## [REQUIREMENT]
Identify and pull out each line of the entries in which "name" occurs.

## [Collection entries]
"""
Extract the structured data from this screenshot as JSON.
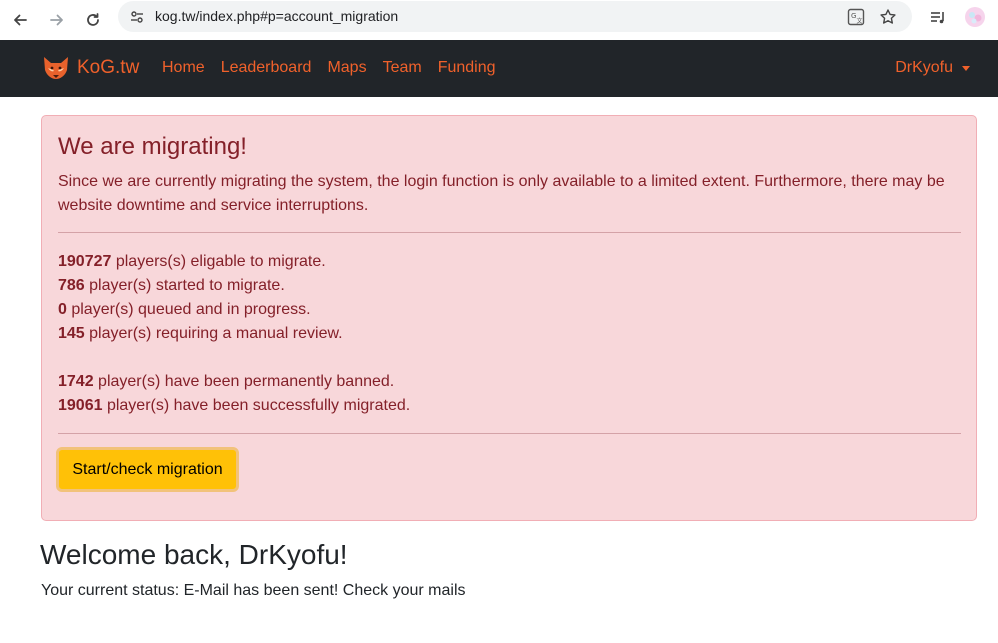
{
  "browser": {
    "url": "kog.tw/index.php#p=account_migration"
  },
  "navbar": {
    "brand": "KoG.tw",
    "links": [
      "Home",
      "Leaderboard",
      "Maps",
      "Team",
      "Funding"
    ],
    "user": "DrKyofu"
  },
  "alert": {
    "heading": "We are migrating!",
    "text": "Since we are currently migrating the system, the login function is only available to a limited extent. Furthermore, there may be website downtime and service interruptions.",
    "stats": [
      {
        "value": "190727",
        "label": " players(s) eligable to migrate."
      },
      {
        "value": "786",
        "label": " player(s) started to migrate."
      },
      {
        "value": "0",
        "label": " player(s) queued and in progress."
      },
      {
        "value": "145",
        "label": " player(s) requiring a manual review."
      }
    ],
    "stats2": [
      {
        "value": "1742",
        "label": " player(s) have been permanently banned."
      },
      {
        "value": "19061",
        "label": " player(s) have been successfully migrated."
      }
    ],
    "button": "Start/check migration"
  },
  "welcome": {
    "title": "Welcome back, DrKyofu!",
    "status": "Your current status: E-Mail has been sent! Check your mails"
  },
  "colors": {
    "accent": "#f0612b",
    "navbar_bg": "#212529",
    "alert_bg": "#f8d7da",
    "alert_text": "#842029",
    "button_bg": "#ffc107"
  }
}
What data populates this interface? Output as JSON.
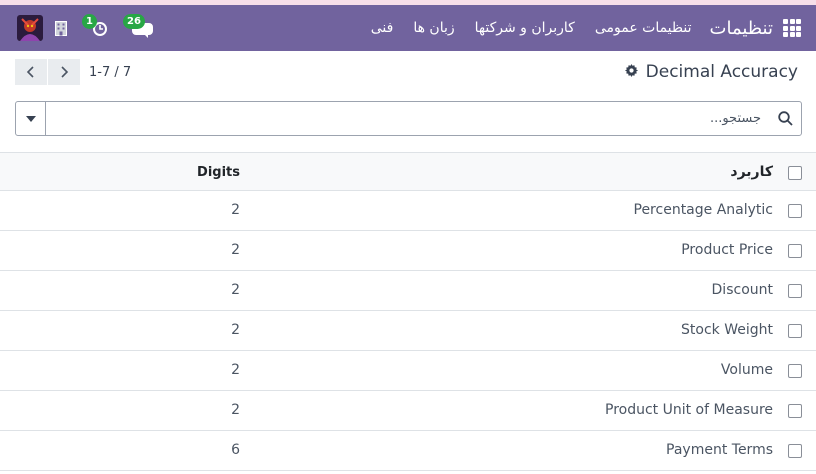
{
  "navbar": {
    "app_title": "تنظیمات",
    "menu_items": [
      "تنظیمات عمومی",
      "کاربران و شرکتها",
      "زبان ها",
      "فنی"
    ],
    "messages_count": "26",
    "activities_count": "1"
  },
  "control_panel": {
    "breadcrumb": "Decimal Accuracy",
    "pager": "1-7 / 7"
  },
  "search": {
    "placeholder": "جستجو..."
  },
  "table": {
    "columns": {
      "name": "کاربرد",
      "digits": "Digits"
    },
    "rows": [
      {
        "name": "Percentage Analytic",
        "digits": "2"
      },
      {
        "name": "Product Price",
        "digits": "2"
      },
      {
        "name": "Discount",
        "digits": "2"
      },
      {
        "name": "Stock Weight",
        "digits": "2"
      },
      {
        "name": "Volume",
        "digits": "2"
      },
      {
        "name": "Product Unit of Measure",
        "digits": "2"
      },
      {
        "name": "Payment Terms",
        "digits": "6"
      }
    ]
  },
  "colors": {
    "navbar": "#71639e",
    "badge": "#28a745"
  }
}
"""
## [ANSWER SECTION]
      "name": "کاربرد",
        "name": "Percentage Analytic",
        "name": "Product Price",
        "name": "Discount",
        "name": "Stock Weight",
        "name": "Volume",
        "name": "Product Unit of Measure",
        "name": "Payment Terms",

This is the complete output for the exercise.